Sodium phenylbutyrate and taurursodiol have demonstrated their ability to reduce neuronal death in pre-clinical models, both individually and in combination. Pilot trials have reported safety data for the individual agents, and CENTAUR represents the first trial to assess the safety and efficacy of the combination.
At AAN 2021, Sabrina Paganoni, MD, PhD, Massachusetts General Hospital, Harvard Medical School, Boston, MA, shared the results of a long‐term overall survival analysis of participants in the CENTAUR trials.5 A total of 137 patients were randomized in a 2:1 ratio to receive AMX0035 or matching placebo for 24 weeks.
Rate of functional decline measured by the ALS Functional Rating Scale-Revised (ALSFRS-R) was assessed as the primary study outcome.
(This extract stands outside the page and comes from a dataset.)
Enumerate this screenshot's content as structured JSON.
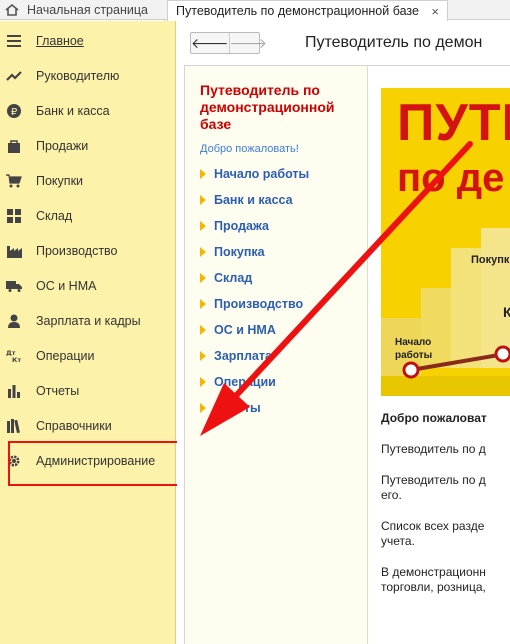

Previously reported results showed a slower functional decline in patients receiving AMX0035 compared to the placebo arm.6
Following the 24-week randomization phase, all participants completing the trial were eligible to receive AMX0035 in an open-label extension (NCT03488524), of whom 92% opted to do so. When participants originally randomized to AMX0035 were compared to patients originally randomized to placebo, a prolonged median overall survival of 25.0 months was reached, compared to 18.5 months in those randomized to placebo. Notably, most participants originally randomized to placebo received AMX0035 in the extension study, making it possible the survival benefit attributed to AMX0035 was underestimated. Long-term risk of death or tracheostomy/permanent assisted ventilation and risk of first hospitalization were also significantly lower among participants originally randomized to AMX0035 than among those originally randomized to placebo.7
Overall, the long-term survival analysis demonstrated a survival benefit attributable to AMX0035, suggestive of a neuroprotective effect in ALS.